On May 5, 2014, The New Criterion and PJ Media presented the second Walter Duranty Prize for Journalistic Mendacity. The award is given to highlight egregious examples of dishonest reporting. Also awarded this year was the Rather, a new award for lifetime achievement in mendacious journalism.
The Duranty Prize is named after Walter Duranty, the New York Times Moscow corresponded in the 1920s and 1930s who whitewashed Joseph Stalin’s forced starvation of the Ukrainians (the Holodomor) and many other aspects of Soviet oppression. Duranty was awarded the Pulitzer Prize in 1932 for his efforts. It has never been revoked.
Audio copyright Ed Driscoll,

Introduction to The Kennedy Phenomenon

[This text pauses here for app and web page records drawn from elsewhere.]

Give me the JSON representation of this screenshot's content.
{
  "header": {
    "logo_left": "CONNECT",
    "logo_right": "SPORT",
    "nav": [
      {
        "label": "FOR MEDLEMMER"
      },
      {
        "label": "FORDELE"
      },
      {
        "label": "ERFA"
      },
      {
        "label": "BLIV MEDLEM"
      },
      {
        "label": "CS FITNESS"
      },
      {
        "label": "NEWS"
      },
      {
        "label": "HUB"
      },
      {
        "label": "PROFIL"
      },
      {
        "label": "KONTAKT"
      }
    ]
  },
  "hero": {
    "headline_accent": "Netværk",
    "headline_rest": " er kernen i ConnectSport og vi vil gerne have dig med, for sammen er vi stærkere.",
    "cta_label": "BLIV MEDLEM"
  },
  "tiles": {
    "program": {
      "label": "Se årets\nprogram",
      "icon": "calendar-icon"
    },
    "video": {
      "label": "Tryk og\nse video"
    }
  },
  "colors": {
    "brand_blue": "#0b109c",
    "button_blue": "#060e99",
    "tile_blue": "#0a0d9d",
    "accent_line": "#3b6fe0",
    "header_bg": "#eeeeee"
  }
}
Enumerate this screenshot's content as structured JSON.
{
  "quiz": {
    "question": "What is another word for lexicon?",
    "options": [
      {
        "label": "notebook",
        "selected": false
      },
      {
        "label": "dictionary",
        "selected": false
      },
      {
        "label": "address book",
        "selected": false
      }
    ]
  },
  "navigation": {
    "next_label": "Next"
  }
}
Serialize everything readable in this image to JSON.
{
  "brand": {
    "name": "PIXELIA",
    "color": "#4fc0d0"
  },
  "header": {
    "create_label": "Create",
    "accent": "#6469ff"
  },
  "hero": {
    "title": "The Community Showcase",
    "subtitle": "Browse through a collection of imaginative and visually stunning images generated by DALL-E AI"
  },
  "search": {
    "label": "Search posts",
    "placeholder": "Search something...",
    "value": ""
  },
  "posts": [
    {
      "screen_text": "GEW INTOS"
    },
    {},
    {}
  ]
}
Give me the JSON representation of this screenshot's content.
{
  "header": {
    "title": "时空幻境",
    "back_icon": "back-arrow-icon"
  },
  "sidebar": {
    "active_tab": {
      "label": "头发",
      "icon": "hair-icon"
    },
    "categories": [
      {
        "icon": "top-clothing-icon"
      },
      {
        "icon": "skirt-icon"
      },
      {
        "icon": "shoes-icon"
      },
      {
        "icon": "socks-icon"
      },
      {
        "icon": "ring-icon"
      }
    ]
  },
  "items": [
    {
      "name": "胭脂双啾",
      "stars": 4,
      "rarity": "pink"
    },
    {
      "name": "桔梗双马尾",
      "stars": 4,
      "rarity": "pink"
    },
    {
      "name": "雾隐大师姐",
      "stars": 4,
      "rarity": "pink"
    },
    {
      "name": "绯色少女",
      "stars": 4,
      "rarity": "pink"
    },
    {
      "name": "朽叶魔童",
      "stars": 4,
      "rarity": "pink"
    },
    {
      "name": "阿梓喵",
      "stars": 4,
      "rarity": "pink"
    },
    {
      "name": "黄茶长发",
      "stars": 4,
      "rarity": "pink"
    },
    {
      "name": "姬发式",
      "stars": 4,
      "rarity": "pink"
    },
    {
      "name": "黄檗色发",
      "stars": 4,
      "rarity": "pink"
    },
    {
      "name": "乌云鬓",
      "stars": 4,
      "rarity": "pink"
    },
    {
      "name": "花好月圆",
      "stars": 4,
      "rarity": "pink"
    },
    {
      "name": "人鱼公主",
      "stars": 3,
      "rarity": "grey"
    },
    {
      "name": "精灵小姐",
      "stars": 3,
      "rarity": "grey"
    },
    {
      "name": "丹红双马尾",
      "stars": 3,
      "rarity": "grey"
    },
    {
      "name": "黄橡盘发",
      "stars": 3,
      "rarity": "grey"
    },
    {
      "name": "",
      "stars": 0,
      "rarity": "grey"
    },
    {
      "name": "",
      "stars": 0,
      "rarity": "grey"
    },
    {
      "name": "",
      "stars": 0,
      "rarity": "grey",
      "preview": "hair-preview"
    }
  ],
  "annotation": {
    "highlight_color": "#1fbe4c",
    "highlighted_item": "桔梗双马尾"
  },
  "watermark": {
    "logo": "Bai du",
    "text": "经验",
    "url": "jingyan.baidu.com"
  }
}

Roger Kimball introduces The Kennedy Phenomenon, a conference presented by The New Criterion on Tuesday, November 19.

The Kennedy Phenomenon: "Watching the Kennedy Train-Wreck"
Roger Kimball reads Peter Collier’s paper on oft-overlooked unsavory details of the Kennedys' lives. Much of the paper is drawn from Collier’s book, coauthored with David Horowitz, The Kennedys: An American Drama.